What about the birth of a baby girl causing her Mum/Mom to realise “There is nothing fragile about feminine power” (and that those little baby hair clips are awesome)? In a similar fashion, Shannon Hale discusses the sexist double standard of children’s literature (big hint: children’s books are for children, not “just” boys or “just” girls).

Then this article discusses how to raise “joyful readers”, which ties beautifully into this gorgeous collection of beautiful libraries around the world.  If libraries aren’t your cup of architectural delight, what about these churches, shot to show their vertical splendour? (Warning, you may get a bit dizzy scrolling through, but it’s amazing).

I have to admit, some of those library and church ceilings and intricate corners made me wonder “Who cleans that? What name would the person responsible for the dusting and teams of workers?” Because recognising work is actually work is important, as this defender of the term “stay-at-home-Mom” passionately argues.

Motherhood is different for everyone, and this photographic essay captures work and motherhood in a graceful way, with many different ages and outfits.  There’s also success hidden in wrinkles and higher age brackets in this piece, as many phenomenal people show that success happens at all ages.

Discussion and contemplation don’t have a time limit either, with this writer sharing how she spoke of priesthood power while teaching a Primary class, and this piece in response to the first, disagreeing on several points while recognising the need “to be a part of the conversation” about revelation about the priesthood.

If Monday has brought some mortal coil dissatisfaction, why not consider your body to be not your masterpiece, but the paintbrush you use? And if you want a spirit animal to help you through the post-weekend clean up and carry on, what about this dog running the Iditarod blind?

Last of all, do you think happiness is being considered a virtue? And, by association, struggle as something of a failure or faith related deficit? This post has some definite food for thought, and also provides this week’s First Draft poetry, in providing a Found Poem (I think the first paragraph could be one too).

Walking in faith

through hard things,

while acknowledging they’re hard,

is beautiful.

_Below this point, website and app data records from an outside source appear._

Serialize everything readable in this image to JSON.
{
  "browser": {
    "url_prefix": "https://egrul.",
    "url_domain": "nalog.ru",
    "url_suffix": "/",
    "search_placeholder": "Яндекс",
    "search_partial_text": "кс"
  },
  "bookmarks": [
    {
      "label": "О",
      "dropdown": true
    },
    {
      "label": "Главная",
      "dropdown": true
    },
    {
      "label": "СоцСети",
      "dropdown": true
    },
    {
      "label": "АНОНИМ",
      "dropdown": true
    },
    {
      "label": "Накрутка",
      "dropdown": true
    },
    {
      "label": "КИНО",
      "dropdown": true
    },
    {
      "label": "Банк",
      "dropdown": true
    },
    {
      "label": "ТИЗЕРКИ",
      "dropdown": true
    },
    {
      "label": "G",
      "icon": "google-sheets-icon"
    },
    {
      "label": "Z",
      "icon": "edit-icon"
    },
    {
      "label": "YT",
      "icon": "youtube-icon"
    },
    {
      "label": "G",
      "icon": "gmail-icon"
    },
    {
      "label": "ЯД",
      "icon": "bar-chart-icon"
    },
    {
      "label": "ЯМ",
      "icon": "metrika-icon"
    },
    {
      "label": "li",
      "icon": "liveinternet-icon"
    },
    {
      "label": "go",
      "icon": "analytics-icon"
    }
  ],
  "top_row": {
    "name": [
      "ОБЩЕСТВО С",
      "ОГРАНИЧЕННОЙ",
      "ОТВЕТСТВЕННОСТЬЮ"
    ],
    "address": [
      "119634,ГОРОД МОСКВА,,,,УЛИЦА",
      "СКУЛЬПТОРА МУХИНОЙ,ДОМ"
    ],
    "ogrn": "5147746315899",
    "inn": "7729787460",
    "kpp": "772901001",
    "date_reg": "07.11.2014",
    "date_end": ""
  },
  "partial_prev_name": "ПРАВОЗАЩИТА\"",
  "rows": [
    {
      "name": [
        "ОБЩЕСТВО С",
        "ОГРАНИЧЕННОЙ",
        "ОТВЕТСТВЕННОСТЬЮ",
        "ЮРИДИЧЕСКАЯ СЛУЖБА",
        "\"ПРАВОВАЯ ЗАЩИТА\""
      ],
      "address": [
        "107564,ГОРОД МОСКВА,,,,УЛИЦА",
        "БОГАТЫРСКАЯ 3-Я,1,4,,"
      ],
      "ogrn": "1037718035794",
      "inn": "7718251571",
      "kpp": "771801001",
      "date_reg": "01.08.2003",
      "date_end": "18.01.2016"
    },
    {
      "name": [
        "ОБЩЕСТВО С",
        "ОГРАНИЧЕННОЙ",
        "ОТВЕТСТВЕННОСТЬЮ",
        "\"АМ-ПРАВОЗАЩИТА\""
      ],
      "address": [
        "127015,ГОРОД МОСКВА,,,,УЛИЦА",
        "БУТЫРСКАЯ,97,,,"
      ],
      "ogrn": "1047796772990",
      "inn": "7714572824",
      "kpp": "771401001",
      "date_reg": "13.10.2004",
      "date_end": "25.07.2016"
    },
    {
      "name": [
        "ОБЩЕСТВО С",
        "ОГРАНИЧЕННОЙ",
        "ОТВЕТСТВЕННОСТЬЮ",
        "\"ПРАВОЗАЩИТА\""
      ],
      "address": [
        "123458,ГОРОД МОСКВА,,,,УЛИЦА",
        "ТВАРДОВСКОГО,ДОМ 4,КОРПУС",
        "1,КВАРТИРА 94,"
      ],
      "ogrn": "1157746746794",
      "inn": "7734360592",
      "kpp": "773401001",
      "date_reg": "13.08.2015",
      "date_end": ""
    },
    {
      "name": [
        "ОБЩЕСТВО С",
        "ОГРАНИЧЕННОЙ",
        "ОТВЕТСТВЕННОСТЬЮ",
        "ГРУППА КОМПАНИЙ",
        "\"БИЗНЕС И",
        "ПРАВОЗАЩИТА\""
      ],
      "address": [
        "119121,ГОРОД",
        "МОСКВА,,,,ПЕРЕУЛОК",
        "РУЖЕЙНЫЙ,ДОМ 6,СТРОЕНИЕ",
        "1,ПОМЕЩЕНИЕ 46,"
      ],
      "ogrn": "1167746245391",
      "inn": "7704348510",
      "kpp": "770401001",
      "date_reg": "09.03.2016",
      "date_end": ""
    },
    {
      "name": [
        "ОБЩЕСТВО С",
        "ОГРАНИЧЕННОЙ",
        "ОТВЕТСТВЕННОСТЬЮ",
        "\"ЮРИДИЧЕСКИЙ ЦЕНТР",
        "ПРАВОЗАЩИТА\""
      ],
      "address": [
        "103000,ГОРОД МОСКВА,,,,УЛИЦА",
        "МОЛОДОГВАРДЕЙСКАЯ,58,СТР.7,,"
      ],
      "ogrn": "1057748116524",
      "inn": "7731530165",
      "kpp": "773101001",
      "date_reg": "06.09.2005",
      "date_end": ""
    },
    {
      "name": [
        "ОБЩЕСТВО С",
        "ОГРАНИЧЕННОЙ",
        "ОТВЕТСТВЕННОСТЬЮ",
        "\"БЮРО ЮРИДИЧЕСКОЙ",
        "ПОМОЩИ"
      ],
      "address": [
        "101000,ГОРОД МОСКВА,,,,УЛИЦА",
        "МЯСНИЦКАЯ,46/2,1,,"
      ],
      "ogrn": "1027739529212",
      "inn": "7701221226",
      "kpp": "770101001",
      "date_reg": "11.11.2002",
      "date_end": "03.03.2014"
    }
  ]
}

There is a vulnerability in

taking off

the mask of positivity and

allowing yourself

to feel what you

feel.

The irony is, God knows anyway.

We’re only fooling

ourselves

and each

other.